§ BRIEF: Return copies of the lines below that mention "Director".

____

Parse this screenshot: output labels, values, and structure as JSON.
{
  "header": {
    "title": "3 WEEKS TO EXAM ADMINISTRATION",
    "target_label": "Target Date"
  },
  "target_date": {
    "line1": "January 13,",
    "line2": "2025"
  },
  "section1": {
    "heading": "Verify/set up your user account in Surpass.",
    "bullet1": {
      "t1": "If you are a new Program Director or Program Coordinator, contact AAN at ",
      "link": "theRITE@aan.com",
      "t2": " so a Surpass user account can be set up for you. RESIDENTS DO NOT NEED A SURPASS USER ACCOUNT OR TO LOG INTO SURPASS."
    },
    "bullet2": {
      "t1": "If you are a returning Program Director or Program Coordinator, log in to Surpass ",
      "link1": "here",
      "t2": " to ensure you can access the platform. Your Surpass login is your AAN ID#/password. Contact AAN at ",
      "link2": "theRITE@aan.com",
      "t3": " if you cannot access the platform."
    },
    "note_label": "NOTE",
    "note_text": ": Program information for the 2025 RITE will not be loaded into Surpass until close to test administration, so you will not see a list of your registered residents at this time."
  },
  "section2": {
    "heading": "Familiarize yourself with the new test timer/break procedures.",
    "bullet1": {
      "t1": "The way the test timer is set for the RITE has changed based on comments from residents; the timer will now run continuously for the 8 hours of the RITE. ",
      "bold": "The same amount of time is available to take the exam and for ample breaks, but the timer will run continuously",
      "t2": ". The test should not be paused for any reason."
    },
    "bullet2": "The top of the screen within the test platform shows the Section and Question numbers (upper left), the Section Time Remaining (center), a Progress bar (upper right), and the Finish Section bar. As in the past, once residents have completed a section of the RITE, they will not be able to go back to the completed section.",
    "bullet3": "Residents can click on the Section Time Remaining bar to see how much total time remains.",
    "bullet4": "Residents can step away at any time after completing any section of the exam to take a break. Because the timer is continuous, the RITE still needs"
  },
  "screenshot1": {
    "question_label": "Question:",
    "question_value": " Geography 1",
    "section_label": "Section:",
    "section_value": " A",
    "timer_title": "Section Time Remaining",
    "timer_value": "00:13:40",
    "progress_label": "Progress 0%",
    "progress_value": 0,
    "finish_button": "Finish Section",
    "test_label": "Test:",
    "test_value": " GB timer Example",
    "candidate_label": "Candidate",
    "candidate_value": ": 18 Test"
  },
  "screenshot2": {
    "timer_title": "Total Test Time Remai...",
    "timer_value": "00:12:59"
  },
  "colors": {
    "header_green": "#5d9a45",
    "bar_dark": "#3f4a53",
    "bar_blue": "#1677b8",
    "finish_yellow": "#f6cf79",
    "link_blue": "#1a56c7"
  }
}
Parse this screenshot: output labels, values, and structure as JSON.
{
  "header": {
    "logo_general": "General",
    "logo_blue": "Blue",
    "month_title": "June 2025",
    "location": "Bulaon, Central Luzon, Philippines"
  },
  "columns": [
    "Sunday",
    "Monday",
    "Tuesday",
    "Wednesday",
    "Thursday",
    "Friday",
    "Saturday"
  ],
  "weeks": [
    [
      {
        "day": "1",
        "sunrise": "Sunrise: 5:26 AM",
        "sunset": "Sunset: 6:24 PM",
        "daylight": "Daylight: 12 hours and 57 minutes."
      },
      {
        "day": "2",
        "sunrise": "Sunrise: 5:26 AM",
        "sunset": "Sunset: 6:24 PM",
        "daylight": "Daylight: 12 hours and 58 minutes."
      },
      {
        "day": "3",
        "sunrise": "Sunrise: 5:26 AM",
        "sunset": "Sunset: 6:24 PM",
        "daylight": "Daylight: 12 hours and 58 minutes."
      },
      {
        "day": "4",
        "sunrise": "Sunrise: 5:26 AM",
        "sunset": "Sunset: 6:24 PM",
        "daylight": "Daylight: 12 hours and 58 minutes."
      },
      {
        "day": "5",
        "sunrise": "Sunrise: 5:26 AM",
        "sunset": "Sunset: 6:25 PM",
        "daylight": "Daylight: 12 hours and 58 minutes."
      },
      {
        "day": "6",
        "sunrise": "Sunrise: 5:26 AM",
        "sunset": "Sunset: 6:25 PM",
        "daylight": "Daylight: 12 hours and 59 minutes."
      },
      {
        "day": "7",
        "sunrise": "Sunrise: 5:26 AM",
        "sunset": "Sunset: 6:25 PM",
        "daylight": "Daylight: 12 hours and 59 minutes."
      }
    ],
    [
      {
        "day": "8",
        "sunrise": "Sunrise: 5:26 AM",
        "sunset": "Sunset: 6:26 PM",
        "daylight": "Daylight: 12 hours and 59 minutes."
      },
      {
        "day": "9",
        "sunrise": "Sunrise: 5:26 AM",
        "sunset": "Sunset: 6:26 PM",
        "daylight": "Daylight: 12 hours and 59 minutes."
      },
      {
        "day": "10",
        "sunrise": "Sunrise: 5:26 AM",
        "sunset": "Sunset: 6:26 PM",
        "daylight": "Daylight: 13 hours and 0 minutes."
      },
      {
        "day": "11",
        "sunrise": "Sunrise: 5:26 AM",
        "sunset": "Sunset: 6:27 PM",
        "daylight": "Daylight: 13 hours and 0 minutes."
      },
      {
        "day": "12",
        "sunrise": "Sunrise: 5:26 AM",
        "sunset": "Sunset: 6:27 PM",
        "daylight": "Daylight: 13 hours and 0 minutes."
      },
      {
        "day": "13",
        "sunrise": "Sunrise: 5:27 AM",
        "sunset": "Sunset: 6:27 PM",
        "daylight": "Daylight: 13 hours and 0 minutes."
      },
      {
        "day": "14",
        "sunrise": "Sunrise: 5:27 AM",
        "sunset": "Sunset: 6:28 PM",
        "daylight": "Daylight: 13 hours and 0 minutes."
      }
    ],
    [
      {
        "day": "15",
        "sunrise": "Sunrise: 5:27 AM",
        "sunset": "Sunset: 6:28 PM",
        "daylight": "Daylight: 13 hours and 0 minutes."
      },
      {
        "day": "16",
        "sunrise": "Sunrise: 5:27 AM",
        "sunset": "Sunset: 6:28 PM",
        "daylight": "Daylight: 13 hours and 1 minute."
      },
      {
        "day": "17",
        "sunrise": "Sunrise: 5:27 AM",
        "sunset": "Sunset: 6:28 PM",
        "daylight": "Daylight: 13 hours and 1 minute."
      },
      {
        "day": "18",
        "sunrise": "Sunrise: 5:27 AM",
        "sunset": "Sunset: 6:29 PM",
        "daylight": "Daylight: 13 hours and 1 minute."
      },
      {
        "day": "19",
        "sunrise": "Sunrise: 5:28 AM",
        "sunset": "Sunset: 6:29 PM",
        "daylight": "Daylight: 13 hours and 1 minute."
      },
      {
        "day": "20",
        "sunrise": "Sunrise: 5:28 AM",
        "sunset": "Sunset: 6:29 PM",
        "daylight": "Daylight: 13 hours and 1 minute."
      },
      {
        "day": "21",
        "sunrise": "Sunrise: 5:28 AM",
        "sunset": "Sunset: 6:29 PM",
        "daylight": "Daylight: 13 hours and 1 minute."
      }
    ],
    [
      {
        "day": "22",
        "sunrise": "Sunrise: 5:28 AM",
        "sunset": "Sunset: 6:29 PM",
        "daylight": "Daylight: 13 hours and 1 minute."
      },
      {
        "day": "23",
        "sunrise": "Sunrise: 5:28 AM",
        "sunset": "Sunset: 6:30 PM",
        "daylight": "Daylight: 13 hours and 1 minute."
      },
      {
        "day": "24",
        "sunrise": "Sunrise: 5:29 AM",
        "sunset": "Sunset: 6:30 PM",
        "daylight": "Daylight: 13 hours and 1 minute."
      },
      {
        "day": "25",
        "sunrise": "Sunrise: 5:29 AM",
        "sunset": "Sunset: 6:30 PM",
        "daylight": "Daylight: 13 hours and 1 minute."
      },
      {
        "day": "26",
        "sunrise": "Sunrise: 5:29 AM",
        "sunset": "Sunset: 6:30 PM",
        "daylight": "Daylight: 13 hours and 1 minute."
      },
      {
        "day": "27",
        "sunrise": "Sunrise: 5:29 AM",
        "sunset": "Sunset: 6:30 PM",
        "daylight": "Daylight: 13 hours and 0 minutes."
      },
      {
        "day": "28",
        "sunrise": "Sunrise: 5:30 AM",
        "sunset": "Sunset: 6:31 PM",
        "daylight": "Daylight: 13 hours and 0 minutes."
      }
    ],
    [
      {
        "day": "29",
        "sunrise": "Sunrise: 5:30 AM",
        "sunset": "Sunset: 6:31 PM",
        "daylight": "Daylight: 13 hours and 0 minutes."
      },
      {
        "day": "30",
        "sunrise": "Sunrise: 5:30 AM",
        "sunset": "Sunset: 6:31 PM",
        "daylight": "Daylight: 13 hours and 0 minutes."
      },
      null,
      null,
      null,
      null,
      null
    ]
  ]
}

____

§ PROBLEM SOLUTION:
      "t1": "If you are a new Program Director or Program Coordinator, contact AAN at ",
      "t1": "If you are a returning Program Director or Program Coordinator, log in to Surpass ",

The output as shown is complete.